before 900; Middle English underlyen (v.), Old English underlicgan.
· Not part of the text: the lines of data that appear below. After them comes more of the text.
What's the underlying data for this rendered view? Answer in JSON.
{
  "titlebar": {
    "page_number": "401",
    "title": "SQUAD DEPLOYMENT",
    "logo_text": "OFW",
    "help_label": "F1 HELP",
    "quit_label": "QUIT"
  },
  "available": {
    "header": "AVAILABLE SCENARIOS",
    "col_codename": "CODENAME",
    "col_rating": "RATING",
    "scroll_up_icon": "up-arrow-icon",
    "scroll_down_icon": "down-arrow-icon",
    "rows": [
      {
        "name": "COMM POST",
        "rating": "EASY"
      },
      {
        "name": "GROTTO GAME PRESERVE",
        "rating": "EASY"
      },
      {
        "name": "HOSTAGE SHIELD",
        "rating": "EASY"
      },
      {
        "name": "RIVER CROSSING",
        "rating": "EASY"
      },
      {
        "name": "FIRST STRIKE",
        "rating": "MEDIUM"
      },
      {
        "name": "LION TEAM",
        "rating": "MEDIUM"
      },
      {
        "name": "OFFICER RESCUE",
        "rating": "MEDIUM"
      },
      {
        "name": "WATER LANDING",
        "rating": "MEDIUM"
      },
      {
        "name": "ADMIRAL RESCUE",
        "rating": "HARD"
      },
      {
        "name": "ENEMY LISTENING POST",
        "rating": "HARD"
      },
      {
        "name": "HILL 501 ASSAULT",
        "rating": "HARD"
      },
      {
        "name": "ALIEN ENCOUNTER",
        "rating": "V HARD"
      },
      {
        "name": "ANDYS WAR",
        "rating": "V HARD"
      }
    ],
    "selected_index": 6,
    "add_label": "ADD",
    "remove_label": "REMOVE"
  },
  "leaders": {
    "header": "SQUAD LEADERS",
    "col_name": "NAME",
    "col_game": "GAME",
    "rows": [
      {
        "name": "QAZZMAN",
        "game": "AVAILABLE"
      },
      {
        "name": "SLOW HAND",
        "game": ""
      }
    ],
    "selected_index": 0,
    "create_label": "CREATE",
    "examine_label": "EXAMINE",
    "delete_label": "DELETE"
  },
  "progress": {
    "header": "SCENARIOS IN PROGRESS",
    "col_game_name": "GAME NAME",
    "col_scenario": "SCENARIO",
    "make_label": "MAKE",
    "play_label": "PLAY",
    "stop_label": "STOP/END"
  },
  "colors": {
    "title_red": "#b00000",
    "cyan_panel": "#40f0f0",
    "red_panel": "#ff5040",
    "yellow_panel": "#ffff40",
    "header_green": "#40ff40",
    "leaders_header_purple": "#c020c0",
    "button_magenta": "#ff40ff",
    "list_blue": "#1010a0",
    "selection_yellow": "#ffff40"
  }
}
See under-, lie2
Dictionary.com Unabridged Based on the Random House Unabridged Dictionary, © Random House, Inc. 2018

Examples from the Web for underlain

Historical Examples

  • It is underlain by an unrealized wealth that may never be brought to light.

    The Booklover and His Books

    Harry Lyman Koopman

  • They are underlain by rounded bosses of especially resistant rock.

  • By far the larger portion of the surface of the continent is underlain by them.

    North America

    Israel C. Russell

  • He felt what had underlain the words, and it was a hard blow to him.

    Mercy Philbrick's Choice

    Helen Hunt Jackson

  • Each coal seam is underlain by a bed of clay called "under-clay," containing the roots of the plants that grew on it.


British Dictionary definitions for underlain

underlie

verb -lies, -lying, -lay or -lain (tr)
  1. to lie or be placed under or beneath
  2. to be the foundation, cause, or basis ofcareful planning underlies all our decisions
  3. finance to take priority over (another claim, liability, mortgage, etc)a first mortgage underlies a second
  4. to be the root or stem from which (a word) is derived"happy" underlies "happiest"
Derived Formsunderlier, noun
Collins English Dictionary - Complete & Unabridged 2012 Digital Edition © William Collins Sons & Co. Ltd. 1979, 1986 © HarperCollins Publishers 1998, 2000, 2003, 2005, 2006, 2007, 2009, 2012

Word Origin and History for underlain

underlie

v.

Old English under licgan "to be subordinate to, to submit to;" see under + lie (v.2). Meaning "to lie under or beneath" is attested from c.1600; figurative sense of "to be the basis of" is attested from 1852 (implied in underlying).

Online Etymology Dictionary, © 2010 Douglas Harper